Copy each line of the listing that includes "Rates".

═════ Provided records ═════

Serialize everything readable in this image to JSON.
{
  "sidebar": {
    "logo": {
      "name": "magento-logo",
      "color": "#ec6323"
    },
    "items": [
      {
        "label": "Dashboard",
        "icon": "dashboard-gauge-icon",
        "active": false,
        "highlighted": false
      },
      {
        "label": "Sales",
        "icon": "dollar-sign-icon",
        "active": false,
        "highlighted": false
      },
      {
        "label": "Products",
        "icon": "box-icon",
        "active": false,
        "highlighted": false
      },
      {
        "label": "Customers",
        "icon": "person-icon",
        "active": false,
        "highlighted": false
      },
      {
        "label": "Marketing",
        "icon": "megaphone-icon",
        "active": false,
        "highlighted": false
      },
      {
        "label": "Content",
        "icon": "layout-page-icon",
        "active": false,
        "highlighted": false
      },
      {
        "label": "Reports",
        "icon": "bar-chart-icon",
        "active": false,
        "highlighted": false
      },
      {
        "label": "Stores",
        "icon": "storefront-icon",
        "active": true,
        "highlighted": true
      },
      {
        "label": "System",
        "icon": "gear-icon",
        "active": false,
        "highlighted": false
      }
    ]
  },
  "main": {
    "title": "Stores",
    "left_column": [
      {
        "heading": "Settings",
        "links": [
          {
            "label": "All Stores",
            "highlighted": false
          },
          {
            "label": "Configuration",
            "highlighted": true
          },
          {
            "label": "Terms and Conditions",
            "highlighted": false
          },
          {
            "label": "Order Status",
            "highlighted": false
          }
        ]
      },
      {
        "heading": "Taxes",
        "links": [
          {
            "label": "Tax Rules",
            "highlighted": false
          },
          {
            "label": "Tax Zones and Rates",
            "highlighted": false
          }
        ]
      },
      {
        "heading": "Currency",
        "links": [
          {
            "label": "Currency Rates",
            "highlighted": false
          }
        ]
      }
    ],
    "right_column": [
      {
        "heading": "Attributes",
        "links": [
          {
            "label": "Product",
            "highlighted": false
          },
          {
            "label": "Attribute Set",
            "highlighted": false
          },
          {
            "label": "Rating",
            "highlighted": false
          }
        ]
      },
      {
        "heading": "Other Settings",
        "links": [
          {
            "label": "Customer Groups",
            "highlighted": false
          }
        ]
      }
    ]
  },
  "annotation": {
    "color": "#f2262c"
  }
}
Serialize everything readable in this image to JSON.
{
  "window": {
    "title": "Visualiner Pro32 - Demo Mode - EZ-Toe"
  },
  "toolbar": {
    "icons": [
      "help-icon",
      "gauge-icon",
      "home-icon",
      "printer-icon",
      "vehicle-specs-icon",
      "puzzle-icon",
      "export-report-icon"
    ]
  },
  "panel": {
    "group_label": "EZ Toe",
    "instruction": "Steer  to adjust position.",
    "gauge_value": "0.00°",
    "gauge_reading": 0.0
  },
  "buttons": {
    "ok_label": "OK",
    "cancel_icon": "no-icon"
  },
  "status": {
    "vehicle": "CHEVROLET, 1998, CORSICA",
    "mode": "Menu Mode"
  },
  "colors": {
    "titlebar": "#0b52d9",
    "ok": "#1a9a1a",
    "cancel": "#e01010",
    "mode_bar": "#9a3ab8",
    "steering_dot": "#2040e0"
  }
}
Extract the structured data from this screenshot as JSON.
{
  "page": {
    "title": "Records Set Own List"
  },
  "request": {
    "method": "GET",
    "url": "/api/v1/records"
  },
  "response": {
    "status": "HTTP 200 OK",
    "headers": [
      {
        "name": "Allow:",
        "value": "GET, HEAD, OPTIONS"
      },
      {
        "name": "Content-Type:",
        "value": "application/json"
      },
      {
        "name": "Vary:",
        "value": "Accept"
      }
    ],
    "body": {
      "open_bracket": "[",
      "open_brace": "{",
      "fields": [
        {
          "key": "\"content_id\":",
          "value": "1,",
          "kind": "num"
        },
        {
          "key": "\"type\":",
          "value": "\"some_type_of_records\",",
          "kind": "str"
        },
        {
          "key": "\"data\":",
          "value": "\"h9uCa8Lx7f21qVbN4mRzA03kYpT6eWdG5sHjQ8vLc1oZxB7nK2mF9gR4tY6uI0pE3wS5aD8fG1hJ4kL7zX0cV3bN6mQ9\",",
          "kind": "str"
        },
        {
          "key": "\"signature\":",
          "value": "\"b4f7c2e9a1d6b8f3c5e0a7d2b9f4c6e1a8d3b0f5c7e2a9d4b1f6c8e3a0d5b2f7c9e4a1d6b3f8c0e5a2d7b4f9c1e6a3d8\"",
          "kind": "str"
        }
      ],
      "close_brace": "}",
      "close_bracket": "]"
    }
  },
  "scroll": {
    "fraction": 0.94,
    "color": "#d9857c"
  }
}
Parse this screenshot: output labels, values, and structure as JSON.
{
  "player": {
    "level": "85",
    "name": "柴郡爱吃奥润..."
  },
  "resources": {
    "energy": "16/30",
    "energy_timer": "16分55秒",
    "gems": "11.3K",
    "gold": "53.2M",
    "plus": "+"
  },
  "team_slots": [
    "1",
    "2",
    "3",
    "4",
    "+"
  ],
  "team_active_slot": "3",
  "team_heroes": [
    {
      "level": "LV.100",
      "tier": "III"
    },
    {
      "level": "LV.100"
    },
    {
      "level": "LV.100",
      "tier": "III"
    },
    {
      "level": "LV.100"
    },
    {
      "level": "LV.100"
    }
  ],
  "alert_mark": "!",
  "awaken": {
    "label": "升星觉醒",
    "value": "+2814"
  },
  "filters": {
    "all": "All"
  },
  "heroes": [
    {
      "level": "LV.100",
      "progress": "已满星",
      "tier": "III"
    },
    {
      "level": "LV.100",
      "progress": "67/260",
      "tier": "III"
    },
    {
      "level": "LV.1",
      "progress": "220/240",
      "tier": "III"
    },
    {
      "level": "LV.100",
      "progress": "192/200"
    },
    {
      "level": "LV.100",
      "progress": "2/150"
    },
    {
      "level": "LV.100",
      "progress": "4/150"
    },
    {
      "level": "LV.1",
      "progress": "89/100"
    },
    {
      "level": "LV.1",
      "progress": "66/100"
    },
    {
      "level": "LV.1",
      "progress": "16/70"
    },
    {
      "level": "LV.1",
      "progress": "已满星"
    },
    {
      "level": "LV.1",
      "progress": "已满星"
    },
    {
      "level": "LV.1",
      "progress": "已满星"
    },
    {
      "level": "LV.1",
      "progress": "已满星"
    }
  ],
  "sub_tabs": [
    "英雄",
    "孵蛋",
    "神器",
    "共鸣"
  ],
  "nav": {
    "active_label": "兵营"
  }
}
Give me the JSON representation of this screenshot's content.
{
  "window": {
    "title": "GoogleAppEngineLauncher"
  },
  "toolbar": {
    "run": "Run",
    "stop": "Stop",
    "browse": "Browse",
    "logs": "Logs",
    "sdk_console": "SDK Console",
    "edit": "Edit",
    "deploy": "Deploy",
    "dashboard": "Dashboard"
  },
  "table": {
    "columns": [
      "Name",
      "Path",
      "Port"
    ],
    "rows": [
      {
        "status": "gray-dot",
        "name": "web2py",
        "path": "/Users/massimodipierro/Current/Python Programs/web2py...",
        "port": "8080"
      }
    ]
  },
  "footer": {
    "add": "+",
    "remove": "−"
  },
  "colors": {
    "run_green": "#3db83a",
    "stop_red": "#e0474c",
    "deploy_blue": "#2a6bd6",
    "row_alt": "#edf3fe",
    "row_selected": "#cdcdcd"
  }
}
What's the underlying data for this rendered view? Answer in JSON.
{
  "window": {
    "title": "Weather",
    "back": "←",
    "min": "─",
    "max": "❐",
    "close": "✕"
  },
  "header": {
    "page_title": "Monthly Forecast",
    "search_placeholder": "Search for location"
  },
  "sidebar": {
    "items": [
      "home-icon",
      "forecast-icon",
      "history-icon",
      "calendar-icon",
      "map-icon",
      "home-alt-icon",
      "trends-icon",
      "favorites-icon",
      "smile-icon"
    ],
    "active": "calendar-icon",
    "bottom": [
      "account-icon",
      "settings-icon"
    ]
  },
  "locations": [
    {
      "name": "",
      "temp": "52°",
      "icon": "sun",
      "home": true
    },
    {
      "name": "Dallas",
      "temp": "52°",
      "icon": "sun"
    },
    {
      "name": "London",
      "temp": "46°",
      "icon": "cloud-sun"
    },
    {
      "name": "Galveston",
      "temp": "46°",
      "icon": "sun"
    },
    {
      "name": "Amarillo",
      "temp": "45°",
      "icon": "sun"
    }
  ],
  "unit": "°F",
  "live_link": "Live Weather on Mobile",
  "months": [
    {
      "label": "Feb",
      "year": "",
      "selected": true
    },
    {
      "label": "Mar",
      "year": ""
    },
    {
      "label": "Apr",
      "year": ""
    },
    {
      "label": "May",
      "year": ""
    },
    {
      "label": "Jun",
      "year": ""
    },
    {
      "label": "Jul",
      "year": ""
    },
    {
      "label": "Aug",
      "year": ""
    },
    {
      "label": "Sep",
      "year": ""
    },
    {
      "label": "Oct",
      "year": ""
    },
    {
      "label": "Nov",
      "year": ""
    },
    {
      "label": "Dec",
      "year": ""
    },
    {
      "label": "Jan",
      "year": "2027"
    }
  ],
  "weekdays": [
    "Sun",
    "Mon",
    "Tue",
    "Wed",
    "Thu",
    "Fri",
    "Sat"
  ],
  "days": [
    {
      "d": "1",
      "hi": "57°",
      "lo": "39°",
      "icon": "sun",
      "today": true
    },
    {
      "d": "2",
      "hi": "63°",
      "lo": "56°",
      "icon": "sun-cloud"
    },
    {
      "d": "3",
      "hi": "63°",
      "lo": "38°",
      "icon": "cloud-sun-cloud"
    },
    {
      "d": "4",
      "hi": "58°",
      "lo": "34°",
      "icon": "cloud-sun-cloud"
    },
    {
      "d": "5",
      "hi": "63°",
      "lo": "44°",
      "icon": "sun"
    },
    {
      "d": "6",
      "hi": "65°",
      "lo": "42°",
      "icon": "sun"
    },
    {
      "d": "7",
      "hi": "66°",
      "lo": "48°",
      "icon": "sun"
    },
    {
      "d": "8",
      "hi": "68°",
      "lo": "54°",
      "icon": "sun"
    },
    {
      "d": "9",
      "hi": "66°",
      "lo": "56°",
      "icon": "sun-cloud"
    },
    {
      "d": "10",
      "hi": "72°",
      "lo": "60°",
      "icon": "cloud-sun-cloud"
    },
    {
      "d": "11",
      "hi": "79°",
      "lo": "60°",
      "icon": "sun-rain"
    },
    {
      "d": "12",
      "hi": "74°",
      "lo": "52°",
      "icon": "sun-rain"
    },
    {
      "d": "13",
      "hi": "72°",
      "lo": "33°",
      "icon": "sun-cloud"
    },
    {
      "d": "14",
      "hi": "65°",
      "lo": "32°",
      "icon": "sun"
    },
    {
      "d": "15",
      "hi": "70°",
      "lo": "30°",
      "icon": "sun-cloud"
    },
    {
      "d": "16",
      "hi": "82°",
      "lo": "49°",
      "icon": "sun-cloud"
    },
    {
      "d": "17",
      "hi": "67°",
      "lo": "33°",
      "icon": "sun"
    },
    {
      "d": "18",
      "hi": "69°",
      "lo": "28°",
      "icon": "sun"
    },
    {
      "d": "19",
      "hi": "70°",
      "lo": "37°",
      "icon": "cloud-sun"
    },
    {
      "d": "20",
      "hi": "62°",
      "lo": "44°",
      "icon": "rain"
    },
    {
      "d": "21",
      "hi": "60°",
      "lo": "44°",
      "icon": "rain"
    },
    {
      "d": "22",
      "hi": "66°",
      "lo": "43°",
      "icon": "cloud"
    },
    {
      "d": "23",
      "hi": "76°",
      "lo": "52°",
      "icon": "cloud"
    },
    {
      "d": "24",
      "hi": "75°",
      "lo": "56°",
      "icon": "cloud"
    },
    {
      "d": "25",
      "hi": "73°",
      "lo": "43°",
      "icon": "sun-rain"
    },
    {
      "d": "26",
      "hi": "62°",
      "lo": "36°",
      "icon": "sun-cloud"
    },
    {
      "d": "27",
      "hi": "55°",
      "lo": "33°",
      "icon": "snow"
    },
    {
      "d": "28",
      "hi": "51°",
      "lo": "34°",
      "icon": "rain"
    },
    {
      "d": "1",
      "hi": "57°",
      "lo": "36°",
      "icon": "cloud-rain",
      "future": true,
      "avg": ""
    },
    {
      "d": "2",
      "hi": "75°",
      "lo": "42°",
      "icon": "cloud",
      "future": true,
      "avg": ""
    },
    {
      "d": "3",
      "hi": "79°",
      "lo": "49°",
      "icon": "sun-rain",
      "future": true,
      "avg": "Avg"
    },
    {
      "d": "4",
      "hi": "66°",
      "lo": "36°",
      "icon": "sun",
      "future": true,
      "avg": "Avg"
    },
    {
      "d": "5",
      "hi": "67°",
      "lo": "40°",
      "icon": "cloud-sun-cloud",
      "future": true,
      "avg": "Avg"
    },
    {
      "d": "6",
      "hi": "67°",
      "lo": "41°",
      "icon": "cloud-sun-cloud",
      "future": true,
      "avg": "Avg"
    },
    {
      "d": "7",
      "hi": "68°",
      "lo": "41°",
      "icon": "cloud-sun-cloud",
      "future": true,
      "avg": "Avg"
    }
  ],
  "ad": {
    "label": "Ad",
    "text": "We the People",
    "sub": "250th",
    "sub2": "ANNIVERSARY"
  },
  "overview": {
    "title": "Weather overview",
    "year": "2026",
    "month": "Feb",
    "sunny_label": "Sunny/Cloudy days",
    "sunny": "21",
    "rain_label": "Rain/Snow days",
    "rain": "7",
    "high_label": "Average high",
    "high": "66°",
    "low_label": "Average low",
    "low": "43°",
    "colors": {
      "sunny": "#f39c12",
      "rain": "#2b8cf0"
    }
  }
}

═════

Solution
            "label": "Tax Zones and Rates",
            "label": "Currency Rates",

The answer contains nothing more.